When a beloved television show ends, it's not unlike the death of a close friend (the kind who tries to sell you bullshit you don't need every ten minutes or so). It's hard to say goodbye after spending years laughing along with the lovable Friends, or solving mysteries with Columbo, or letting the Cheers gang enable your crippling drinking problem.
Unfortunately, TV show finales have a grand tradition of sucking. If you thought the worst example was when The Sopranos simply cut to black or when Lost implied that the whole show was the dream of a character in a novel in a library that was inside a snow globe owned by Hitler, then you must have missed ...
7The X-Files Brought Mulder Back ... Then Instantly Threw Him In Jail
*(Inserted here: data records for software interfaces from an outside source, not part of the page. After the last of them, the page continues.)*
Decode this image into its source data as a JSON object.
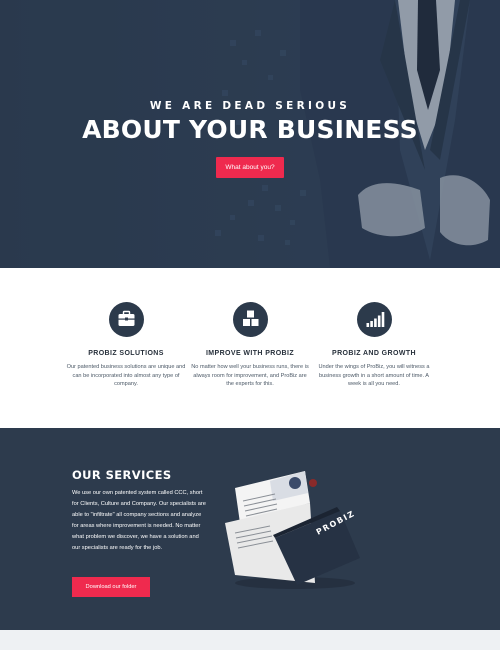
{
  "hero": {
    "kicker": "WE ARE DEAD SERIOUS",
    "title": "ABOUT YOUR BUSINESS",
    "cta": "What about you?"
  },
  "features": [
    {
      "icon": "briefcase-icon",
      "title": "PROBIZ SOLUTIONS",
      "text": "Our patented business solutions are unique and can be incorporated into almost any type of company."
    },
    {
      "icon": "cubes-icon",
      "title": "IMPROVE WITH PROBIZ",
      "text": "No matter how well your business runs, there is always room for improvement, and ProBiz are the experts for this."
    },
    {
      "icon": "bar-chart-icon",
      "title": "PROBIZ AND GROWTH",
      "text": "Under the wings of ProBiz, you will witness a business growth in a short amount of time. A week is all you need."
    }
  ],
  "services": {
    "title": "OUR SERVICES",
    "body": "We use our own patented system called CCC, short for Clients, Culture and Company. Our specialists are able to \"infiltrate\" all company sections and analyze for areas where improvement is needed. No matter what problem we discover, we have a solution and our specialists are ready for the job.",
    "cta": "Download our folder",
    "folder_brand": "PROBIZ"
  },
  "colors": {
    "navy": "#2c3a4b",
    "accent": "#ef2a4e"
  }
}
The X-Files is one of the best shows of all time. It reliably churned out spooky paranormal mysteries on a weekly basis, while simultaneously educating Americans about how every state in the U.S. looks exactly like Vancouver. By the last season, David Duchovny had left the show and been replaced by an aging T-1000, but the final episode promised a return to greatness. Duchovny would be back! Everything would be explained! Mulder and Scully would have sweaty, on-camera sex!
And sure enough, the finale starts out excitingly: Mulder breaks into a government facility and electrocutes an alien disguised as a human soldier. Unfortunately for fans of Mulder and story momentum in general, he's immediately caught and put on trial for murder.
"Hey, you know what series finale everyone loved? Seinfeld."
In order to prove his innocence, Mulder and Skinner call witnesses who each flashback to different plots of old episodes, laying out the convoluted mess of the show's mythology and trying to make it sound like it's not meandering nonsense. It's the TV writer's equivalent of poring through your drunken texts trying to figure out what the hell you did the night before.
Also, for some reason, Mulder's trial happens in a shitty basement which is presumably used to store the FBI's Christmas decorations. It's pretty ridiculous that the big series finale of a show predicated on traveling the country is mostly confined to a dank basement.
And not even the kind with shackles and whips.
Mulder's eventually found guilty, because aliens, and has to escape. He reveals to Scully that the alien invasion is coming in December 2012 -- which we now know is bullshit, because the worst thing we got in the winter of 2012 was the first Hobbit movie. The show ends with Mulder and Scully shacked up in a cheap motel room, on the run from the feds, laying together while inexplicably not having sweaty, on-camera sex.
We take it back. They weren't ripping off Seinfeld's finale; they clearly modeled this after ALF's.
Of course, the story picked up years later with the second X-Files movie, which essentially ignored most of this. The FBI drops their goddamned murder charge so that Mulder can help them with a case -- and he does, despite the fact that the finale implied that the FBI higher-ups were aliens themselves. But through the magic of lazy writing and the charm of Xzibit, all of this crazy shit is shrugged off and forgotten.
Anyway, let's all get our hopes up for the new season from the same people who crapped this out!
6Quantum Leap Doomed The Hero With A Hastily Thrown Together Title Card
Quantum Leap was a beloved time travel show in which Dr. Sam Beckett (Scott Bakula) would "leap" into strangers' bodies throughout history. His mission was to put right what once went wrong, while also finding the time to sleep with a lot of women ... which come to think of it, is creepy as hell. Sure, it's great that you saved that kid from drowning, Dr. Beckett, but how is what you're doing not rape, exactly?
His impact on the world population is staggering.
In the last episode, Sam somehow leaps into his own body in some kind of odd purgatory-like dimension that looks like a bar -- which, as far as purgatory dimensions go, ain't half-bad. Also, a guy who is implied to be God is there, working as a bartender. If the fact that even God had to have a part-time job in the early '90s doesn't disprove Reaganomics, what will?
"I just love offering my body to people."
But despite all the existential themes and hanging out with God, the episode wasn't written as a series finale. When the word came down that the show wouldn't be coming back, the producers employed what's known in the business as the "Poochie died on his way back to his home planet" tactic: They slapped a title card on the end explaining that Sam never fucking made it home. "Thanks for watching, assholes" was implied, but not stated.
"God's a jerk, in other words."
This is crappy for a couple of reasons. Firstly, every opening of every episode had the narrator stating that Sam hoped the next leap would be the leap home, so this is kind of a blunt way of shitting all over his whole objective. Secondly, they were presumably so rushed that they didn't even have two seconds to spell-check and realize that they spelled their own main character's name wrong. But seriously, thanks for watching, assholes.